One of the most respected journalists to cover the conflict in the former Yugoslavia has been killed while on assignment in the war-torn west African nation of Sierra Leone. RFE/RL correspondent Askold Krushelnycky reports on the life and death of Kurt Schork, a colleague whom he knew personally.
Prague, 26 May 2000 (RFE/RL) -- Kurt Schork, a U.S. reporter for the Reuters news agency whose extensive reporting of the wars in Bosnia-Herzegovina and Kosovo set a high journalistic standard, was killed on Wednesday while reporting the conflict in Sierra Leone. His death was announced yesterday.
Sierra Leone rebels ambushed a convoy in which Schork was travelling, killing him and Miguel Gil Moreno de Mora, a Spanish photographer working for the Associated Press news agency. Four government soldiers also died and two other journalists were wounded in the ambush.
It was no surprise to find out Schork was in Sierra Leone -- and out on the front lines of the murderous fighting there. That was his style during the conflict in Bosnia, where he built a worldwide reputation for accurate, honest, often news-breaking reporting under the most difficult circumstances.
Schork stayed in Sarajevo throughout most of the Bosnian capital's siege by surrounding Serbian forces. He ignored offers from Reuters to take less arduous assignments elsewhere, and his imaginative and often courageous reporting contributed greatly to keeping Bosnia in the forefront of the news and at the top of world leaders' agendas.
Even during some of the worst shelling of the city, Schork would venture out of the comparative safety of his office to drive on Sarajevo's main street to search out what was going on. The street was nicknamed "Sniper Alley" because it was in easy shooting range of Serbian gunmen.
Everyone living in Sarajevo during the siege knew who Schork was and what he looked like. To many, his presence in the city was a source of reassurance.
Schork was friendly and generous, with a strong sense of humor.
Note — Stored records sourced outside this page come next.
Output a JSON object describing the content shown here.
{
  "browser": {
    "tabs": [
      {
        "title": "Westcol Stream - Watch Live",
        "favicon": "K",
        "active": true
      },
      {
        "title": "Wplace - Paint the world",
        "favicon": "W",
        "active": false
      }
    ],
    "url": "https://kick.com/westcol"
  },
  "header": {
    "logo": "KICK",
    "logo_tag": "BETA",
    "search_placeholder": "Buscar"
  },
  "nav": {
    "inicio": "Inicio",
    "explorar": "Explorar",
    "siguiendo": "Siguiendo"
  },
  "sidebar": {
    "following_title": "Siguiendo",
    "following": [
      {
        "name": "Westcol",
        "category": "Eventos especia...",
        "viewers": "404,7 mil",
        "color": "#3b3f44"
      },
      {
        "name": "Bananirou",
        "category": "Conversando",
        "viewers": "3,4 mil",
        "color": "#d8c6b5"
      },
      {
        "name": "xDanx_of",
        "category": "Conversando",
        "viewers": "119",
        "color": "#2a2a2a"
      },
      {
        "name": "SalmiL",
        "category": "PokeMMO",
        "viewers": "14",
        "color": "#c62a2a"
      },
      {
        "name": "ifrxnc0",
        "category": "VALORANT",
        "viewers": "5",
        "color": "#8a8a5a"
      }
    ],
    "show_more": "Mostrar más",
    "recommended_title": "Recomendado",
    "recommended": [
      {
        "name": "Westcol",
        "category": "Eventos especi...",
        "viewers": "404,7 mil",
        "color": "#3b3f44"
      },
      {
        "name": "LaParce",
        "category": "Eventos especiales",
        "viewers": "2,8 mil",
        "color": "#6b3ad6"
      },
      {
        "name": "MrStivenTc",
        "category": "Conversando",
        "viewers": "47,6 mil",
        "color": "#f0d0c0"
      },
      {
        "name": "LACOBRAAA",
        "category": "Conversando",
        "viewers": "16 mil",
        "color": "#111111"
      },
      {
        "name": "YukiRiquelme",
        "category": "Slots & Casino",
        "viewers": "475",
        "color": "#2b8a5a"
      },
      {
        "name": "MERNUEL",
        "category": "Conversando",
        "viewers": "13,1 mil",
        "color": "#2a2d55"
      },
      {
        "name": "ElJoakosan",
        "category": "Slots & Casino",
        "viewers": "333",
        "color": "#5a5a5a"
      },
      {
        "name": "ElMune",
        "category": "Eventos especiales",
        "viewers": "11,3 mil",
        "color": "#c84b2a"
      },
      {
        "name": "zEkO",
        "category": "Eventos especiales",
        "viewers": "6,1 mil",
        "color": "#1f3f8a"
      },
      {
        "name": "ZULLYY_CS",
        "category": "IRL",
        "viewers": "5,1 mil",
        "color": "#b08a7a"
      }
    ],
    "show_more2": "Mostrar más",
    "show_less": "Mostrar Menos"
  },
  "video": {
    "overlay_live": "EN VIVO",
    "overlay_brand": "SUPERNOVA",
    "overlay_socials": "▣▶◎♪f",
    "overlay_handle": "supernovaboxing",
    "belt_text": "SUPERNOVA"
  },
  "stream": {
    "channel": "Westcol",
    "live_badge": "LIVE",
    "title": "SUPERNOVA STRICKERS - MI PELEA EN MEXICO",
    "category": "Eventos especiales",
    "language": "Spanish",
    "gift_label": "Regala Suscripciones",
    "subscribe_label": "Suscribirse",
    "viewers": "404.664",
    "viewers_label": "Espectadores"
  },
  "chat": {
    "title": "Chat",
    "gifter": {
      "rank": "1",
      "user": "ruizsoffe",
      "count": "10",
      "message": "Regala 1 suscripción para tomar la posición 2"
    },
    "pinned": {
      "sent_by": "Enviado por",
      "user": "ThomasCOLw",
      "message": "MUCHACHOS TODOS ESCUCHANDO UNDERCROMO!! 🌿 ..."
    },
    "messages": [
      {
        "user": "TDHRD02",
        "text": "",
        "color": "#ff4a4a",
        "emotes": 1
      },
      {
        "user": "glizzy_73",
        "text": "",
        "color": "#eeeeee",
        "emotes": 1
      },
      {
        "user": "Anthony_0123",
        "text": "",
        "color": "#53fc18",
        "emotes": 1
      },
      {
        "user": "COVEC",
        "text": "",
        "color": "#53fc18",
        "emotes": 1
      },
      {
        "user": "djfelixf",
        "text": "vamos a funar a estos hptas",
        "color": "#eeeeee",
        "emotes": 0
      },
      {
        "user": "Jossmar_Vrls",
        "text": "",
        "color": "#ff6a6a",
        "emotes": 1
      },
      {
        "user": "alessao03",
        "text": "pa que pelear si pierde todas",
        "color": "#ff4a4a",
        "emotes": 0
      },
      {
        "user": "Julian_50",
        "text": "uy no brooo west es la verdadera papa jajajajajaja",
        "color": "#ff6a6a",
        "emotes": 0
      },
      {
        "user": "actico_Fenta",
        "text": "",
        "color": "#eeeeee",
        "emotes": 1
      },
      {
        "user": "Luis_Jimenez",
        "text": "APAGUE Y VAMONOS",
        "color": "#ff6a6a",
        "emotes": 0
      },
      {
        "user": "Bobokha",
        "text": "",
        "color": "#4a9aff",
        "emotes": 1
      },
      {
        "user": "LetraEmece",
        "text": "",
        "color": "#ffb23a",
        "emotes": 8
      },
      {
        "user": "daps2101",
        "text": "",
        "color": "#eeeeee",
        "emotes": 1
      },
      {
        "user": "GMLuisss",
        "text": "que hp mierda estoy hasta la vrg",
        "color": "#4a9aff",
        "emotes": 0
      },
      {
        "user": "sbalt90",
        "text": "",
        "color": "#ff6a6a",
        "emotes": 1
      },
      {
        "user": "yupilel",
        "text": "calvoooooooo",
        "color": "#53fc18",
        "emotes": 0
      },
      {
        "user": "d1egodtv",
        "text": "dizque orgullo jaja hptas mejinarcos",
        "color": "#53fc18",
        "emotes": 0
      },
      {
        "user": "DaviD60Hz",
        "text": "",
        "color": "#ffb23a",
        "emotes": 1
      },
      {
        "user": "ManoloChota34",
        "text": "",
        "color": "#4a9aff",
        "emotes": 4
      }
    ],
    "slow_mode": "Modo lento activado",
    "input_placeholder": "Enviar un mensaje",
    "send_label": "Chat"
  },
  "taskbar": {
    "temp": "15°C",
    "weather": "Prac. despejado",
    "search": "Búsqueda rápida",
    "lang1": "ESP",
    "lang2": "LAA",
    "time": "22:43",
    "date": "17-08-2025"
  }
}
He was always ready to help other journalists with his impressive store of knowledge and in equally invaluable but more practical ways. Journalists without their own vehicles could always count on a lift from Schork, and in a Sarajevo cut off from land-line communications Reuters' satellite phone was the way many reporters sent in their stories.
Schork did get involved emotionally in the story in Bosnia, Albania and elsewhere. He could not help being affected by the horrors he saw and wrote about. Sometimes, those emotions crept into his writing but they never distorted his accuracy. One of his most famous dispatches was about a young Bosnian couple -- a Serb man and a Muslim woman -- shot on a bridge as they tried to escape Sarajevo.
Tributes have poured in for Schork from figures as varied as UN Secretary-General Kofi Annan, the senior U.S. diplomat involved in Balkan affairs, Richard Holbrooke, and the former commander of the Kosova Liberation Army, Hashim Thaci.
But the people who knew Schork best were fellow journalists who respected the way he worked and were grateful for his companionship. David Brauchli is a former AP photographer who became friends with Schork in Bosnia six years ago. During the 1994 to 1996 war in Chechnya, both often worked together. Brauchli recalls:
"He was always a pleasure to work around. He didn't have any problem giving information if you weren't in direct competition. Photographers -- he would give us information all the time. And to work with him in the field was great because he was watching your back and you were watching his back."
Brauchli said that the thing that distinguished Schork from many other reporters was that he really cared about the people he was writing about.
Schork also covered fighting in Albania, Asia and Africa, but he insisted on being involved in Reuters' coverage of Kosovo when the area lurched towards conflict last year. His graphic reporting of the brutalities perpetrated by the Serbian regime helped to prod the international community toward action it was not initially eager to take.
Schork was born in Washington, D.C., 53 years ago, but only began his journalistic career in 1990, when he covered the Gulf War. His previous occupations had included chief of staff with the New York City transport authority and real-estate agent. But in 10 years of reporting, he achieved what most journalists aspire to but few manage to bring about: He made a difference.